Monday, September 14, 2009
Grape Jelly: A Photo Essay
As you know, I've been canning like Ma Ingalls this summer. I did a bit last year and I've done a little canning before, but this summer I've been especially busy (considering we're eating it all just as fast as I can can it, which kind of misses the point of canning but whatever). It only started to feel like real old-fashioned canning, though, when we began The Concord Grape Jelly Project. Click on any picture here for a larger version.
There's a house down the street from us, for sale, and as far as we can tell no one's living there. On a recent walk, we noticed a long fence on the property that was completely covered with perfectly ripe Concord grapes. These little grapes are famous for the jelly and juice you get at the store; people tend not to purchase these grapes whole, as they have tough little skins and large, crunchy, acidic seeds. I like to eat them myself, but not many people do. Their flavor is excellent for processing though.
So Keith devoted a couple of days to harvesting and came up with several baskets full of lovely little grapes.
We put on "Firefly" and kicked back to pick and sort all those grapes. The little shrivelly ones, the overripe and underripe, went into one bowl for the chickens (who love them), the vines went into a bag for the compost heap, and the good grapes went into many large bowls (and my tummy).
Next I had to take a potato masher and squish all the grapes up. Would've been fun to pile them up in a tub and stomp them like Italian wine grapes, but I didn't want to mess up my pedicure. About halfway through mashing them, I added about half a cup of water.
The mashed grapes then need to come to a boil, and simmer for 10 minutes. This looks kind of nasty, but it makes the most delicious smell - I can't even describe it. It's a sweet, earthy, kind of childish smell. I think it comes from the yeast bloom on the grape skins.
After this I had to strain the hot squished grapes thoroughly through clean pantyhose. I didn't get any pictures of this part, but let me tell you it is damned messy. I did some, Keith did some, and for a couple of days we both had purple hands. The countertops were stained and had to be bleached, and thank goodness I had on a black shirt. The dried solids went into the compost heap, and the strained juice went into many jars. It didn't come out looking like grape juice at all; it was a bright pink color. And it didn't taste like the grape juice you want to drink. It was very acidic, tart in the way that's unappealing to a gal like me who eats limes by themselves, and not at all sweet. The juice had to sit out on the counter overnight.
At this point more solids sank to the bottom, so the juice had to be strained again. Then I poured it all into a pan and turned on the heat. This has to be made one batch at a time or it won't set right. I used four cups of juice per batch and stirred in four cups of sugar (yeah, it needs to be that much to jelly and also to keep it from spoiling; most people use even more) and 2 Tbsp lemon juice just to be safe. I brought it all to a boil...

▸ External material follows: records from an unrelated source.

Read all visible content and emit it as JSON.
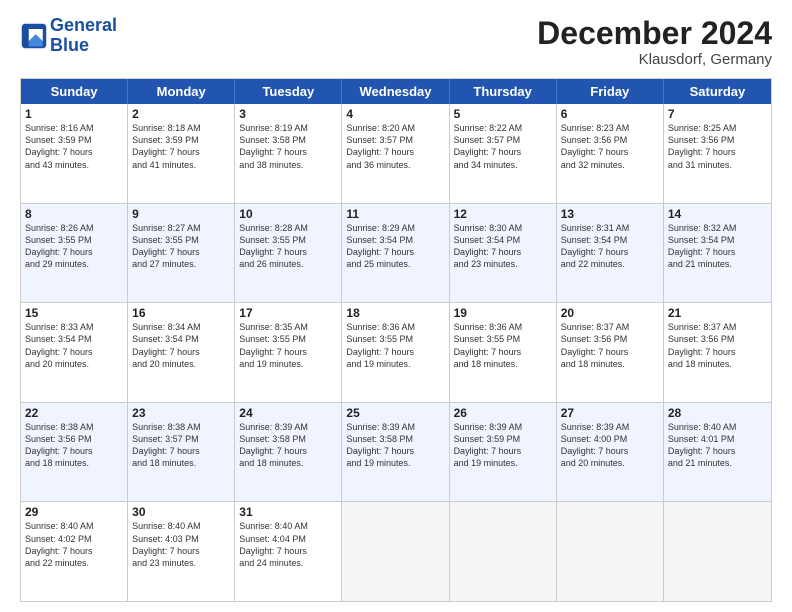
{
  "header": {
    "logo_line1": "General",
    "logo_line2": "Blue",
    "title": "December 2024",
    "subtitle": "Klausdorf, Germany"
  },
  "weekdays": [
    "Sunday",
    "Monday",
    "Tuesday",
    "Wednesday",
    "Thursday",
    "Friday",
    "Saturday"
  ],
  "rows": [
    [
      {
        "day": "1",
        "l1": "Sunrise: 8:16 AM",
        "l2": "Sunset: 3:59 PM",
        "l3": "Daylight: 7 hours",
        "l4": "and 43 minutes."
      },
      {
        "day": "2",
        "l1": "Sunrise: 8:18 AM",
        "l2": "Sunset: 3:59 PM",
        "l3": "Daylight: 7 hours",
        "l4": "and 41 minutes."
      },
      {
        "day": "3",
        "l1": "Sunrise: 8:19 AM",
        "l2": "Sunset: 3:58 PM",
        "l3": "Daylight: 7 hours",
        "l4": "and 38 minutes."
      },
      {
        "day": "4",
        "l1": "Sunrise: 8:20 AM",
        "l2": "Sunset: 3:57 PM",
        "l3": "Daylight: 7 hours",
        "l4": "and 36 minutes."
      },
      {
        "day": "5",
        "l1": "Sunrise: 8:22 AM",
        "l2": "Sunset: 3:57 PM",
        "l3": "Daylight: 7 hours",
        "l4": "and 34 minutes."
      },
      {
        "day": "6",
        "l1": "Sunrise: 8:23 AM",
        "l2": "Sunset: 3:56 PM",
        "l3": "Daylight: 7 hours",
        "l4": "and 32 minutes."
      },
      {
        "day": "7",
        "l1": "Sunrise: 8:25 AM",
        "l2": "Sunset: 3:56 PM",
        "l3": "Daylight: 7 hours",
        "l4": "and 31 minutes."
      }
    ],
    [
      {
        "day": "8",
        "l1": "Sunrise: 8:26 AM",
        "l2": "Sunset: 3:55 PM",
        "l3": "Daylight: 7 hours",
        "l4": "and 29 minutes."
      },
      {
        "day": "9",
        "l1": "Sunrise: 8:27 AM",
        "l2": "Sunset: 3:55 PM",
        "l3": "Daylight: 7 hours",
        "l4": "and 27 minutes."
      },
      {
        "day": "10",
        "l1": "Sunrise: 8:28 AM",
        "l2": "Sunset: 3:55 PM",
        "l3": "Daylight: 7 hours",
        "l4": "and 26 minutes."
      },
      {
        "day": "11",
        "l1": "Sunrise: 8:29 AM",
        "l2": "Sunset: 3:54 PM",
        "l3": "Daylight: 7 hours",
        "l4": "and 25 minutes."
      },
      {
        "day": "12",
        "l1": "Sunrise: 8:30 AM",
        "l2": "Sunset: 3:54 PM",
        "l3": "Daylight: 7 hours",
        "l4": "and 23 minutes."
      },
      {
        "day": "13",
        "l1": "Sunrise: 8:31 AM",
        "l2": "Sunset: 3:54 PM",
        "l3": "Daylight: 7 hours",
        "l4": "and 22 minutes."
      },
      {
        "day": "14",
        "l1": "Sunrise: 8:32 AM",
        "l2": "Sunset: 3:54 PM",
        "l3": "Daylight: 7 hours",
        "l4": "and 21 minutes."
      }
    ],
    [
      {
        "day": "15",
        "l1": "Sunrise: 8:33 AM",
        "l2": "Sunset: 3:54 PM",
        "l3": "Daylight: 7 hours",
        "l4": "and 20 minutes."
      },
      {
        "day": "16",
        "l1": "Sunrise: 8:34 AM",
        "l2": "Sunset: 3:54 PM",
        "l3": "Daylight: 7 hours",
        "l4": "and 20 minutes."
      },
      {
        "day": "17",
        "l1": "Sunrise: 8:35 AM",
        "l2": "Sunset: 3:55 PM",
        "l3": "Daylight: 7 hours",
        "l4": "and 19 minutes."
      },
      {
        "day": "18",
        "l1": "Sunrise: 8:36 AM",
        "l2": "Sunset: 3:55 PM",
        "l3": "Daylight: 7 hours",
        "l4": "and 19 minutes."
      },
      {
        "day": "19",
        "l1": "Sunrise: 8:36 AM",
        "l2": "Sunset: 3:55 PM",
        "l3": "Daylight: 7 hours",
        "l4": "and 18 minutes."
      },
      {
        "day": "20",
        "l1": "Sunrise: 8:37 AM",
        "l2": "Sunset: 3:56 PM",
        "l3": "Daylight: 7 hours",
        "l4": "and 18 minutes."
      },
      {
        "day": "21",
        "l1": "Sunrise: 8:37 AM",
        "l2": "Sunset: 3:56 PM",
        "l3": "Daylight: 7 hours",
        "l4": "and 18 minutes."
      }
    ],
    [
      {
        "day": "22",
        "l1": "Sunrise: 8:38 AM",
        "l2": "Sunset: 3:56 PM",
        "l3": "Daylight: 7 hours",
        "l4": "and 18 minutes."
      },
      {
        "day": "23",
        "l1": "Sunrise: 8:38 AM",
        "l2": "Sunset: 3:57 PM",
        "l3": "Daylight: 7 hours",
        "l4": "and 18 minutes."
      },
      {
        "day": "24",
        "l1": "Sunrise: 8:39 AM",
        "l2": "Sunset: 3:58 PM",
        "l3": "Daylight: 7 hours",
        "l4": "and 18 minutes."
      },
      {
        "day": "25",
        "l1": "Sunrise: 8:39 AM",
        "l2": "Sunset: 3:58 PM",
        "l3": "Daylight: 7 hours",
        "l4": "and 19 minutes."
      },
      {
        "day": "26",
        "l1": "Sunrise: 8:39 AM",
        "l2": "Sunset: 3:59 PM",
        "l3": "Daylight: 7 hours",
        "l4": "and 19 minutes."
      },
      {
        "day": "27",
        "l1": "Sunrise: 8:39 AM",
        "l2": "Sunset: 4:00 PM",
        "l3": "Daylight: 7 hours",
        "l4": "and 20 minutes."
      },
      {
        "day": "28",
        "l1": "Sunrise: 8:40 AM",
        "l2": "Sunset: 4:01 PM",
        "l3": "Daylight: 7 hours",
        "l4": "and 21 minutes."
      }
    ],
    [
      {
        "day": "29",
        "l1": "Sunrise: 8:40 AM",
        "l2": "Sunset: 4:02 PM",
        "l3": "Daylight: 7 hours",
        "l4": "and 22 minutes."
      },
      {
        "day": "30",
        "l1": "Sunrise: 8:40 AM",
        "l2": "Sunset: 4:03 PM",
        "l3": "Daylight: 7 hours",
        "l4": "and 23 minutes."
      },
      {
        "day": "31",
        "l1": "Sunrise: 8:40 AM",
        "l2": "Sunset: 4:04 PM",
        "l3": "Daylight: 7 hours",
        "l4": "and 24 minutes."
      },
      {
        "day": "",
        "l1": "",
        "l2": "",
        "l3": "",
        "l4": ""
      },
      {
        "day": "",
        "l1": "",
        "l2": "",
        "l3": "",
        "l4": ""
      },
      {
        "day": "",
        "l1": "",
        "l2": "",
        "l3": "",
        "l4": ""
      },
      {
        "day": "",
        "l1": "",
        "l2": "",
        "l3": "",
        "l4": ""
      }
    ]
  ]
}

And here's the cool part, which I couldn't get a good picture of. At the moment that it starts to boil, the bright fuschia color instantaneously turns to dark purple. I have no idea how or why this works but this is what happens. It's amazing, it's incredible, it's alchemy! This is why I love canning.
I have several jars put away already and still more to do; I'm going to try and finish up the rest of it today. The grapes have all been harvested, so there's no more to do once I finish this. It's been a fun project, though I'm now drowning in more grape jelly than I can ever use. But here's the reason I love Portland - there will be a preserve swap at the end of the month, where I can trade my extra jelly jars for lots of other interesting things that other people have made! This way I can fill out our larder without eating too much of one thing or spending any money. I can't wait to see what I can trade for.
In the meantime, I'm happy to report that this jelly tastes excellent with peanut butter. Welch's really just can't compare.